New judge is no stranger to Carlton County
The new face behind the bench in Carlton County will likely be familiar to many. Last week Governor Mark Dayton announced the appointment of Leslie E. Beiers as district court judge in Minnesota's Sixth Judicial District. Beiers replaces retired ...
The new face behind the bench in Carlton County will likely be familiar to many.
Last week Governor Mark Dayton announced the appointment of Leslie E. Beiers as district court judge in Minnesota’s Sixth Judicial District. Beiers replaces retired judge Dale A. Wolf and will be chambered in Carlton County.
A second candidate, Assistant Duluth City Attorney Theresa M. Neo, was selected by Dayton to replace retired Sixth Judicial District Judge Heather L. Sweetland. Neo will be chambered in St. Louis County.
“Leslie Beiers and Theresa Neo have spent their entire legal careers pursuing the cause of justice in our communities,” said Governor Dayton. “Their extensive experience in our criminal justice system, and their personal commitments to the advancement of important civic causes, make Beiers and Neo uniquely qualified for these important positions. I am confident they will be outstanding judges.”
As it turns out, Beiers has long-time ties with Carlton County.
Carlton County Attorney Marv Ketola hired her to become assistant Carlton County attorney in the early 1990s, not long after she got out of law school.
“He was very proud of his selection because she became a very ambitious and aggressive prosecutor,” said Wolf. “She was always well prepared when she appeared in my court. She became an experienced trial attorney who was tough on crime and a strong advocate for crime victims. She also had a lot of common sense and understood people’s plights and tempered that awesome power as a prosecutor to reach positive and fair outcomes.”
Wolf said Beiers worked alongside another young prosecutor, Robert M. Macaulay, who now serves as a Sixth Judicial Court judge in Carlton County, meaning the two will once again be working side by side.
After four years of service to Carlton County, Beiers was hired by St. Louis County, where she most recently served as Senior Assistant St. Louis County Attorney, assigned to the Civil Division representing the Assessor and the Sheriff’s Office. Previously, she prosecuted adult and juvenile felony offenses in the St. Louis County Attorney’s Office.
Since 2011, Beiers has also served as a special assistant U.S. attorney, occasionally representing the government in federal cases.
“I’ve been around a long time and I’ve always been in public service,” Beiers said. “I’ve practiced in almost all areas, and I want to remain in public service.
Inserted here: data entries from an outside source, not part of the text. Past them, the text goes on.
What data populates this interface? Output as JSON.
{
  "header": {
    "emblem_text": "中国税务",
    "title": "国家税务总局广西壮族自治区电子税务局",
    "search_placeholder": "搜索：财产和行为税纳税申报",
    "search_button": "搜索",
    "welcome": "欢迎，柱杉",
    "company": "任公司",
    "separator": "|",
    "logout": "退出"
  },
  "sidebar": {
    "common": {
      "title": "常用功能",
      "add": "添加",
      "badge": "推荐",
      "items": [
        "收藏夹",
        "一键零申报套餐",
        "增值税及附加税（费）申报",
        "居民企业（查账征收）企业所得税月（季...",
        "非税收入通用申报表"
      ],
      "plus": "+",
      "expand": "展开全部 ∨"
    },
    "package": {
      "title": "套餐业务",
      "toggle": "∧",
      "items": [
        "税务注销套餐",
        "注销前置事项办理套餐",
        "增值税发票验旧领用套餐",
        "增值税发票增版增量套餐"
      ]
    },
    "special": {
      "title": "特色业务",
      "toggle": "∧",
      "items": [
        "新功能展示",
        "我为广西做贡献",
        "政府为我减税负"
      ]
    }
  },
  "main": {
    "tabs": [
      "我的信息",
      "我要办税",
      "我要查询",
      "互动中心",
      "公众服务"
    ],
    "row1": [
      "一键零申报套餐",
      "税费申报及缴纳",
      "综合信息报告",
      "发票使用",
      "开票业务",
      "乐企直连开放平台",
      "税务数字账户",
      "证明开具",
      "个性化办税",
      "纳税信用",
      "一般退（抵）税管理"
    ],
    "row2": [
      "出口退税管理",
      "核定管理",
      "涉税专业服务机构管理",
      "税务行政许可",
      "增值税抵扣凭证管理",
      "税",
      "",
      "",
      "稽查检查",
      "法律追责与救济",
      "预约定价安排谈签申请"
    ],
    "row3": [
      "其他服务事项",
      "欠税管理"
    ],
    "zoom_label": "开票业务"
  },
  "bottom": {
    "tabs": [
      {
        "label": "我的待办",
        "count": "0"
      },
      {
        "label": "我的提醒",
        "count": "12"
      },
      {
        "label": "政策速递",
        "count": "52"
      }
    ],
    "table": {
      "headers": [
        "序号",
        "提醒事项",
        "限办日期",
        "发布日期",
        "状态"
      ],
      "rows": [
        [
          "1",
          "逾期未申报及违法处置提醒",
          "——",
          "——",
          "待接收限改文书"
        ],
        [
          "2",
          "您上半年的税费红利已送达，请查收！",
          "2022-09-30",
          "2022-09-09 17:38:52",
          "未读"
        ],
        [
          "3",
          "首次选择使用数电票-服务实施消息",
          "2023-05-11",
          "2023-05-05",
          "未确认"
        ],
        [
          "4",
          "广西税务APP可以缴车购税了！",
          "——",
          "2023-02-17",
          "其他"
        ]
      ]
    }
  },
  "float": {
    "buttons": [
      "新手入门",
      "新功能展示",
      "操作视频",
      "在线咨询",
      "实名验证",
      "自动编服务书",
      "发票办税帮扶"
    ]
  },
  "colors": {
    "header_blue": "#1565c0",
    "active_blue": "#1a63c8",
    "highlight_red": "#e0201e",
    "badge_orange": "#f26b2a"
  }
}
I think I have a lot to offer.”
Beiers earned her B.A. from the University of North Dakota and her J.D. from the University of North Dakota School of Law. She has served as a volunteer with Ruby’s Pantry and the Courage Center, and is a former President of the 11th District Bar Association.
She lives in Duluth with her wife, Linda Krug, who is president of the Duluth City Council. Krug serves on the statewide Commission on Judicial Selection charged with recommending finalists for judges’ positions to the office of Governor Dayton.
“She [Krug] recused herself from the decision-making process as it pertained to both vacancies in the Sixth Judicial District, and did not play any role in this appointment, whatsoever,” stated Matt Swenson, press secretary for Governor Dayton, in an email to the Pine Journal earlier this week.
Minnesota’s Sixth Judicial District consists of Carlton, Cook, Lake, and St. Louis Counties.
Wolf said Beiers will be an excellent addition to the bench in Carlton County.
“Her many years of service [in St. Louis County] have demonstrated…her impressive work record prosecuting major felonies, handling challenging juvenile matters as well as dealing with civil issues,” said Wolf. “Our new judge thus comes to the bench with a full background in all areas of the law.”
“It kind of feels like I’m closing the circle 20 years later,” commented Beiers. “I’m thrilled to go back to Carlton County.”
Tom Olsen of Forum News Service contributed to this story.